TWO months after the innovative BackTrack program began at Trelawney Station, near Somerton, the gates were thrown open for invited guests and the community to see how far the students have come.
Fencing, welding, stock handling and a range of other skills are all in a day’s work for 45 girls and boys from Gunnedah and Tamworth, who visit the farm three days a fortnight.
The male students, referred by local high schools are now enrolled in Certificate II in Agriculture at Tamworth TAFE, while the female students are studying Certificate II in Animal Care.
The open day showcased the hard work the students have put in since the opening of the program and guests were invited on a farm tour to see them in action.
The groups are taking part in all aspects of farm life, including fencing, planting and irrigating crops, feeding stock and fixing machinery.
A fencing display, stick-picking and the renowned PawsUp program, involving dog jumping and tricks were shown to members of the community, including Aboriginal Elders, local police, Tamworth Mayor Col Murray, Member for Tamworth Kevin Anderson and representatives from Tamworth Aboriginal Lands Council.
Kevin Anderson said the area needed a “sound base” for education and life skills and that is what Trelawney offers.
“It’s a great opportunity for these students, and one not to be missed,” Mr Anderson said.
“The children are referred to Trelawney and work with dedicated people to show them there is more than sitting in a classroom.”
Founder of BackTrack Bernie Shakeshaft said the support they have received is “extraordinary”.
“People have asked me, why Tamworth? Why Gunnedah?” Mr Shakeshaft said.
“The people here want to try something to make a difference – so many people are on board with this project.
“To see these young people working together as a team is close to my heart, we hope to change a lot more lives.”
Trelawney Farm Manager Craig Wotton said the plan is to make the farm a viable operation, with the help of the students.
“Making the farm profitable would give the boys something to be proud of – it’s the first time some of them have ever done this type of work and they are loving it,” he said.
As part of their program, the groups are instructed to form a circle, where they discuss their feelings that day.
“We ask them how they are feeling on a scale of 1-10, and when some of them first started here we were lucky to get above a 3-4,” Mr Wotton said.
“Now we are getting up to seven, sometimes 10 most days and if we aren’t, we find ways to get them there by the end of the day.”
Daniel Davis and Marshall Irwin are two of the boys involved in the original program that is based in Armidale.
Daniel is inspired to study youth work after being in the program for around 12 months.
“My favourite part is the PawsUp dog program, we all enjoy teaching the dogs tricks,” Daniel said.
Marshall said he is gaining skills for later in life and enjoys the agricultural side of the program.
“I have learnt fencing, welding and how to handle stock,” Marshall said.

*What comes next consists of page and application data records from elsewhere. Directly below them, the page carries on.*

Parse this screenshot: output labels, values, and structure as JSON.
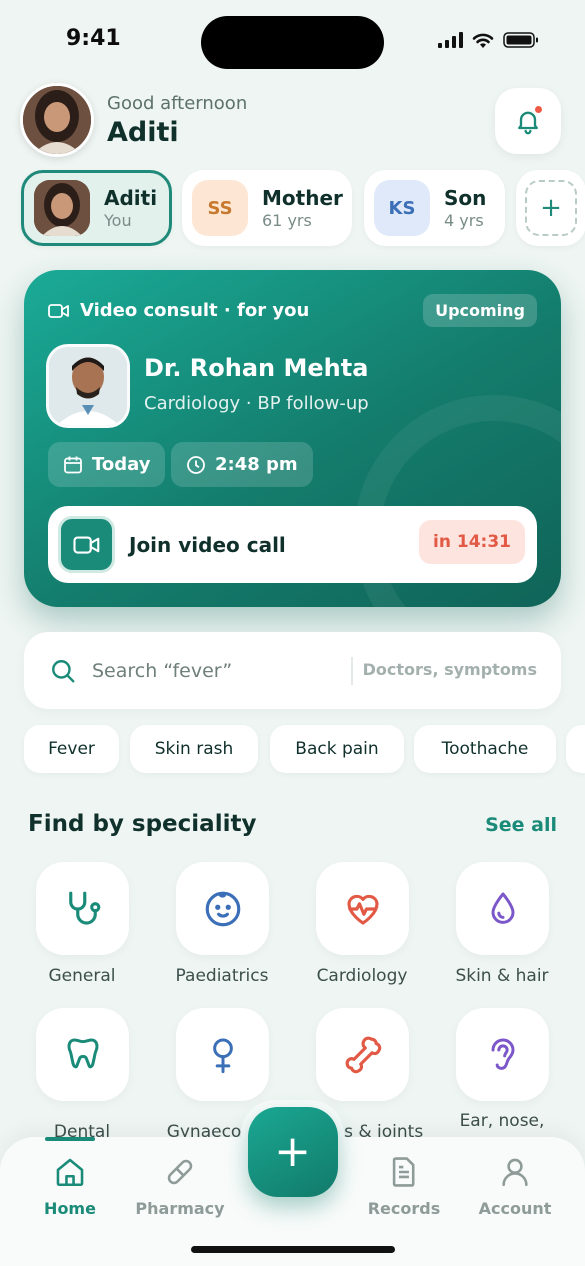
{
  "status": {
    "time": "9:41"
  },
  "header": {
    "greeting": "Good afternoon",
    "name": "Aditi"
  },
  "profiles": [
    {
      "name": "Aditi",
      "sub": "You",
      "active": true
    },
    {
      "initials": "SS",
      "name": "Mother",
      "sub": "61 yrs"
    },
    {
      "initials": "KS",
      "name": "Son",
      "sub": "4 yrs"
    }
  ],
  "add_profile": "+",
  "consult": {
    "type": "Video consult · for you",
    "badge": "Upcoming",
    "doctor": "Dr. Rohan Mehta",
    "specialty": "Cardiology · BP follow-up",
    "date": "Today",
    "time": "2:48 pm",
    "join_label": "Join video call",
    "countdown": "in 14:31"
  },
  "search": {
    "placeholder": "Search “fever”",
    "hint": "Doctors, symptoms"
  },
  "symptoms": [
    "Fever",
    "Skin rash",
    "Back pain",
    "Toothache"
  ],
  "speciality": {
    "title": "Find by speciality",
    "see_all": "See all",
    "items": [
      {
        "label": "General",
        "icon": "stethoscope-icon"
      },
      {
        "label": "Paediatrics",
        "icon": "baby-face-icon"
      },
      {
        "label": "Cardiology",
        "icon": "heart-pulse-icon"
      },
      {
        "label": "Skin & hair",
        "icon": "droplet-icon"
      },
      {
        "label": "Dental",
        "icon": "tooth-icon"
      },
      {
        "label": "Gynaecology",
        "icon": "female-icon"
      },
      {
        "label": "Bones & joints",
        "icon": "bone-icon"
      },
      {
        "label": "Ear, nose,",
        "icon": "ear-icon"
      }
    ]
  },
  "tabs": [
    {
      "label": "Home",
      "active": true
    },
    {
      "label": "Pharmacy"
    },
    {
      "label": "Records"
    },
    {
      "label": "Account"
    }
  ],
  "fab": "+",
  "colors": {
    "accent": "#1a8a79",
    "alert": "#ef5a45",
    "background": "#eef5f2"
  }
}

Trelawney is owned by the Indigenous Land Corporation and leased to the BackTrack organisation.
Later this year the groups will take part in a project funded by Namoi CMA which will include fencing off the Peel River from stock, planting trees and putting in alternative water points for stock.